15 FEB 2019

Accreditation Policy launch

Anna Galiano, Education and Qualification Standards Manager - Europe, explains the updated model for accrediting university degree programmes following the revision and launch of new pathways in August 2018. A need to know for all course leaders.

We accredit over 600 programmes around the world, 60 of them delivered in continental Europe. A graduate with an RICS-accredited degree can enrol on the Chartered Surveyor Assessment of Professional Competence and qualify after a two-year structured training experience.

The revised policy is as rigorous as the previous one, we have just updated it against the new pathways and incorporated new important criteria. It focuses on 10 accreditation criteria, including collaboration with RICS, supporting students and graduates on their qualification journey and a more detailed mapping of programmes to RICS pathways is required.
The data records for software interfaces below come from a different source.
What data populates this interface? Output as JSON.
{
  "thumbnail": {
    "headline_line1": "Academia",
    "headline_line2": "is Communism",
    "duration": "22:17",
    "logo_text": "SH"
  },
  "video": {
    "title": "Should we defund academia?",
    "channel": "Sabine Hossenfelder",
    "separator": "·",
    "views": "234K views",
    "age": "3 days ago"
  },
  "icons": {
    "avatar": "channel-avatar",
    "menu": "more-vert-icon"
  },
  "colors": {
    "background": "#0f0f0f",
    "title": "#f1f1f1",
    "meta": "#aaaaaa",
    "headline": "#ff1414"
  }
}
All current accredited programmes will need to be reviewed against the updated policy as they come up for re-accreditation. The Education and Qualifications Standards (EQS) staff will support you in applying for re-accreditation and will make this journey together with you and your team. User-friendly templates have been developed to help you map your programme against one or (maximum) two pathways. Choosing one pathway does not limit your students in becoming RICS qualified in the pathway you have chosen for your programme. Your students and graduates will choose their pathway according to their professional experience and competencies, and these can vary and evolve throughout their career.


Anna Galiano
Anna Galiano
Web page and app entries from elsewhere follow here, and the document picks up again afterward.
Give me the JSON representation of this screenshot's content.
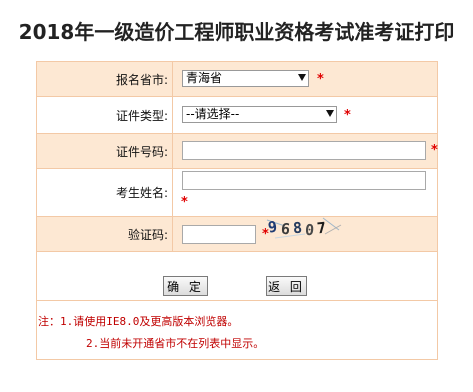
{
  "page": {
    "title": "2018年一级造价工程师职业资格考试准考证打印"
  },
  "form": {
    "province": {
      "label": "报名省市:",
      "value": "青海省",
      "required_mark": "*"
    },
    "id_type": {
      "label": "证件类型:",
      "value": "--请选择--",
      "required_mark": "*"
    },
    "id_number": {
      "label": "证件号码:",
      "value": "",
      "required_mark": "*"
    },
    "name": {
      "label": "考生姓名:",
      "value": "",
      "required_mark": "*"
    },
    "captcha": {
      "label": "验证码:",
      "value": "",
      "required_mark": "*",
      "image_text": [
        "9",
        "6",
        "8",
        "0",
        "7"
      ]
    }
  },
  "buttons": {
    "confirm": "确 定",
    "back": "返 回"
  },
  "notes": {
    "line1": "注：1.请使用IE8.0及更高版本浏览器。",
    "line2": "2.当前未开通省市不在列表中显示。"
  },
  "colors": {
    "row_shade": "#fde8d3",
    "border": "#f3c9a6",
    "required": "#e00000",
    "note": "#c00000"
  }
}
In the last five years 11,000 professionals qualified with an accredited degree; there are currently 8,500 people with an accredited degree working towards becoming qualified.

Anna Galiano
Education and Qualification Standards Manager – Europe at RICS

How to map your programme

As real estate is a broad discipline, many of our programmes in continental Europe would focus on two to three major real estate specialisations. Therefore, before you select a pathway, course leaders in Europe advise to have a look at the available guide to have a holistic view of all pathways and the list of the competencies related to each of them. By using this guide, you should easily see which pathway fits your programme curriculum the best, before you start your mapping exercise.

All pathways are presented in a generic way, so they can be applied to different areas of practice and geographical locations, but it is important that you interpret them within the context of your programme (the subject and the market where the programme is delivered). The competencies are structured in 3 types listed below: mandatory, technical core and technical optional. You need to map your programme to the competencies of your chosen pathway to the minimum level 1.

The EQS team looks forward to working with you in mapping your course in your re-accreditation process.


These competencies cover personal, interpersonal, professional practice and business skills. They are the same no matter the pathway and are:

  • Ethics, Rules of Conduct and professionalism
  • Client care
  • Communication and negotiation
  • Health and safety
  • Accounting principles and procedures
  • Business planning
  • Conflict avoidance, management and dispute resolution procedures
  • Data management
  • Diversity, inclusion and teamworking
  • Inclusive environments
  • Sustainability

Bachelor and consecutive master degrees in Europe will have more content and knowledge in their curriculum that cover these competencies than specialised masters or executive masters. If your master degree does not teach some of these competencies, it is very likely that your students have already acquired them at bachelor level or in their professional life.

Technical core

These competencies refer to the primary skills that your students would attain in your programme and relate to your chosen pathway. If your programme is a specialised one, then it is likely that great part of the curriculum covers core competencies. 

Technical optional

Selected as additional skill requirements for a particular pathway, course leaders will need to choose from a list of competencies relevant to the area of knowledge taught on the programme.


How are the latest trends impacting surveying?

It’s easy to assess what we do today, or what we did in the past. Trying to plan for the future is a much more daunting prospect.

Sean Tompkins